**ASSIGNMENT**
A single figure is required: the number of lines in the data below that hold the word "ddmuilib".

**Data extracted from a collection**
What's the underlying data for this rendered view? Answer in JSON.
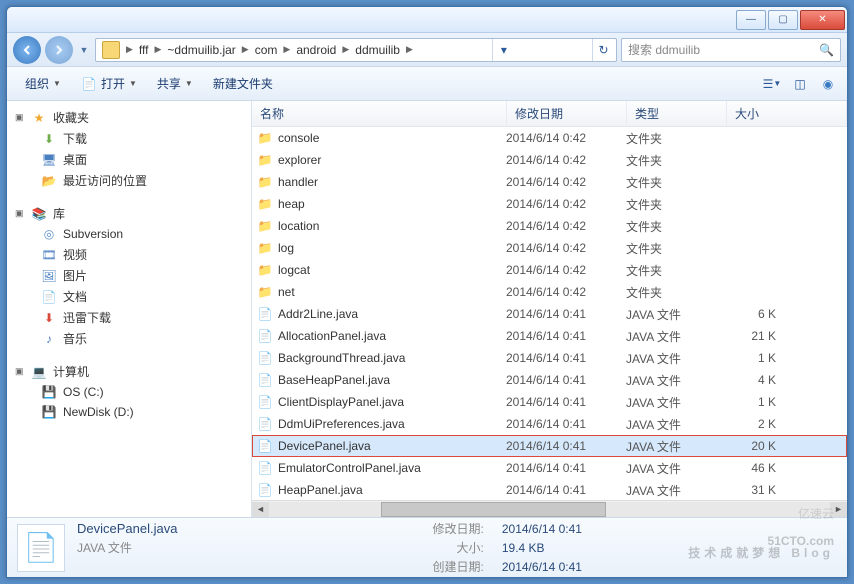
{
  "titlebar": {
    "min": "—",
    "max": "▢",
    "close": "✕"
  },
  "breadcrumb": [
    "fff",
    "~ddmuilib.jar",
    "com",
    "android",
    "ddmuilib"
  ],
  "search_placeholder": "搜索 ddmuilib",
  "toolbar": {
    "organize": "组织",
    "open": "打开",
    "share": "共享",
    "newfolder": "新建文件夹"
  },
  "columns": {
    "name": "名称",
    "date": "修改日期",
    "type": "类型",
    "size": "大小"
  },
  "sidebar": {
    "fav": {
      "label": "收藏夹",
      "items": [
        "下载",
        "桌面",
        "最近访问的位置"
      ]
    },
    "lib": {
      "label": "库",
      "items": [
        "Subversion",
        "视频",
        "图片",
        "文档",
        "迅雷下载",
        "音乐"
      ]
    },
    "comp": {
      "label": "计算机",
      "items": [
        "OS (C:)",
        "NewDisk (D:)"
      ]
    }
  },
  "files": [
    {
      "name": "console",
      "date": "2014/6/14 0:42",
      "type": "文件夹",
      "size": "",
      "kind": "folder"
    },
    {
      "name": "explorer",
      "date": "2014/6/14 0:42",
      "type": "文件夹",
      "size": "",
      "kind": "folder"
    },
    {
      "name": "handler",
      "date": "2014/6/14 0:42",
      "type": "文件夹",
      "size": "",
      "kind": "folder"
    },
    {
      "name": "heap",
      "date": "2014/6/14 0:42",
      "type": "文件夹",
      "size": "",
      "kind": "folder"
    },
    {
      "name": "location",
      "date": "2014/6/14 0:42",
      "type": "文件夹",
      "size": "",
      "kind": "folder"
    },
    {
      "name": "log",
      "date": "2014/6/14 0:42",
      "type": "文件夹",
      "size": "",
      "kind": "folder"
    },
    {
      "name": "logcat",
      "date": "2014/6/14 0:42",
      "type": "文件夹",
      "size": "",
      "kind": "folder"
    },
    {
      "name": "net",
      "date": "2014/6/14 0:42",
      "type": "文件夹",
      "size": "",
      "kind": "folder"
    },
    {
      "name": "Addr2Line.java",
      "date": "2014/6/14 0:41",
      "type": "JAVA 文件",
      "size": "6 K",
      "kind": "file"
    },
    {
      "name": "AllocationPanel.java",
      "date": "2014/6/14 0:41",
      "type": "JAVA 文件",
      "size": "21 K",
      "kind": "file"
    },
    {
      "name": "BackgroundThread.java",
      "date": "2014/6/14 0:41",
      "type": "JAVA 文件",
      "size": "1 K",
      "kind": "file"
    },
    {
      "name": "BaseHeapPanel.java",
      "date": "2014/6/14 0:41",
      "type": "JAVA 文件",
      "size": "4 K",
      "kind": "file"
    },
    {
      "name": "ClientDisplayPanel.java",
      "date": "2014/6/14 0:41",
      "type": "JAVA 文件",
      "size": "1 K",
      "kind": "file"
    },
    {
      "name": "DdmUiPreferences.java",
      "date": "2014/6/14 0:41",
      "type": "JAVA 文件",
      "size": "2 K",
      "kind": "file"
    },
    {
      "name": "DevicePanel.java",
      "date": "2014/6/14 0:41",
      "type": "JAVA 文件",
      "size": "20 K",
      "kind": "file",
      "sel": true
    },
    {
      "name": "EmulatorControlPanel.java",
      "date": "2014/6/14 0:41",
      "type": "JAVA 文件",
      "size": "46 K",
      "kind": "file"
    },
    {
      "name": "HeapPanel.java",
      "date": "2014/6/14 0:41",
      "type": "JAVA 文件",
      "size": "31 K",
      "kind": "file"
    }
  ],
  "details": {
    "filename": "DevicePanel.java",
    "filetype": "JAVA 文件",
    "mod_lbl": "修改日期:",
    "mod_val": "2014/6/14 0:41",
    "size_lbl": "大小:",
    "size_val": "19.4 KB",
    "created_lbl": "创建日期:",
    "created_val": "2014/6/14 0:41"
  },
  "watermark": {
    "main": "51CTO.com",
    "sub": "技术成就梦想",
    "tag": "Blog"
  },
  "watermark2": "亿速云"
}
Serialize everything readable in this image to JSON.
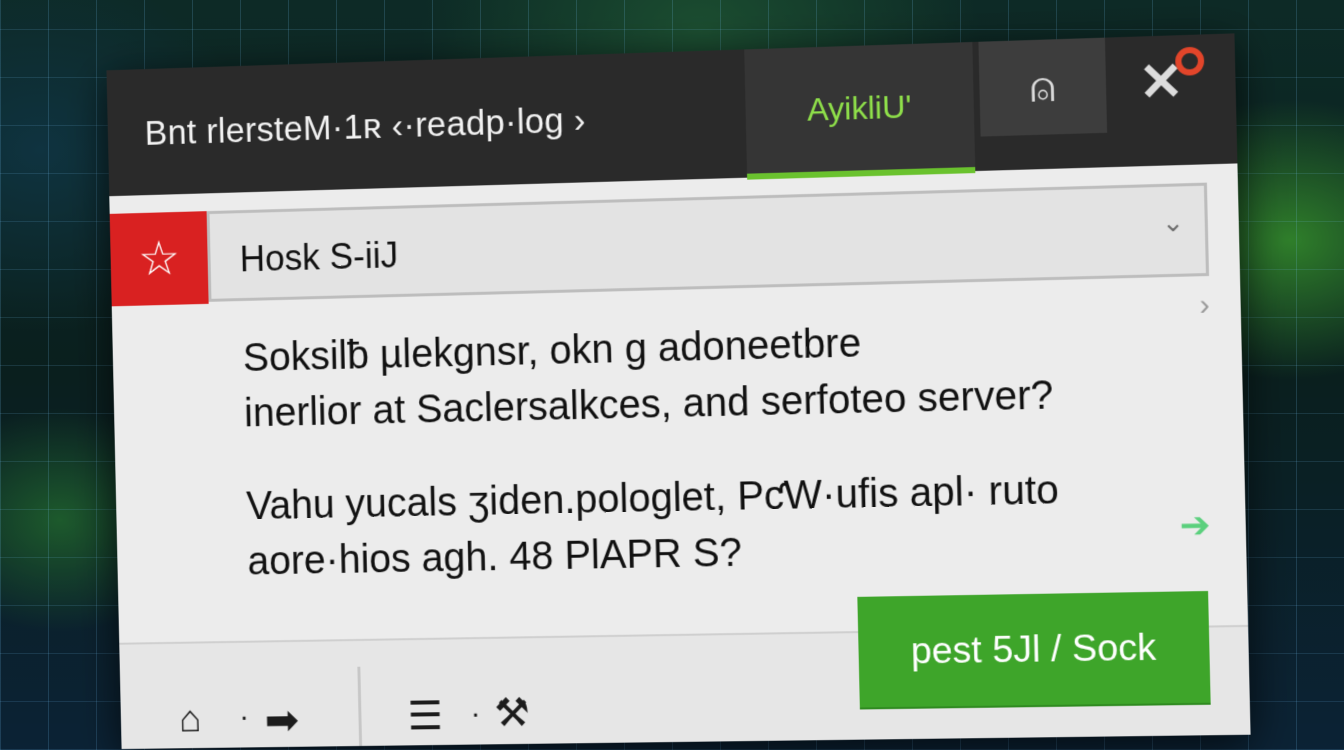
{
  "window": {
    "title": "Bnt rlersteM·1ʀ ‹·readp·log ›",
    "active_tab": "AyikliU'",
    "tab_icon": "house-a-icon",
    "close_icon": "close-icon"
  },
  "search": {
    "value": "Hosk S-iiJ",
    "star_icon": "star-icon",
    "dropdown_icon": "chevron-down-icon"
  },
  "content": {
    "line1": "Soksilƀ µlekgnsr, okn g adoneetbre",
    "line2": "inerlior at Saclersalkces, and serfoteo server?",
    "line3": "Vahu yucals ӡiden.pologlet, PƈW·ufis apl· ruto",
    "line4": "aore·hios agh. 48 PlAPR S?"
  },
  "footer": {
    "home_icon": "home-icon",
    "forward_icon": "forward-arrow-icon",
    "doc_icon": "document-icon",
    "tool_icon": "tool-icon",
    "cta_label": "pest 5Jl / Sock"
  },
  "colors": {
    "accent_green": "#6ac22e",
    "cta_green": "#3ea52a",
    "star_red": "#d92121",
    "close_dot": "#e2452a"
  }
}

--

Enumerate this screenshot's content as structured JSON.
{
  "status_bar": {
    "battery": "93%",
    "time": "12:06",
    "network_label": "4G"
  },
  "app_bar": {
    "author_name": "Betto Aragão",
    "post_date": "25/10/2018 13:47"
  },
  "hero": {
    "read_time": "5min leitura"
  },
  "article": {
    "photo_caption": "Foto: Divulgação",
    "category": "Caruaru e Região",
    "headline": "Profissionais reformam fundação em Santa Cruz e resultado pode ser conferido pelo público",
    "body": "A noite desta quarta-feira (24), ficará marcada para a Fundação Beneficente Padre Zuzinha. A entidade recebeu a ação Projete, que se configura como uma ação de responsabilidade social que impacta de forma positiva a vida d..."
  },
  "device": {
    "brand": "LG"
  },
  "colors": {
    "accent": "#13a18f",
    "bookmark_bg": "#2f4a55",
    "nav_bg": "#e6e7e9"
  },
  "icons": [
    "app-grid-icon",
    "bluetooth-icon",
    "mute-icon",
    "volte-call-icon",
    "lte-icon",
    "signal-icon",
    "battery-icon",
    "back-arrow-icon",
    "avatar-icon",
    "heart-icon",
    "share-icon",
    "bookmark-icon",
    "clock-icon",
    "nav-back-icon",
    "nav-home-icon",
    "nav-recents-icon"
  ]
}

**RESULT OF THE EXERCISE**
3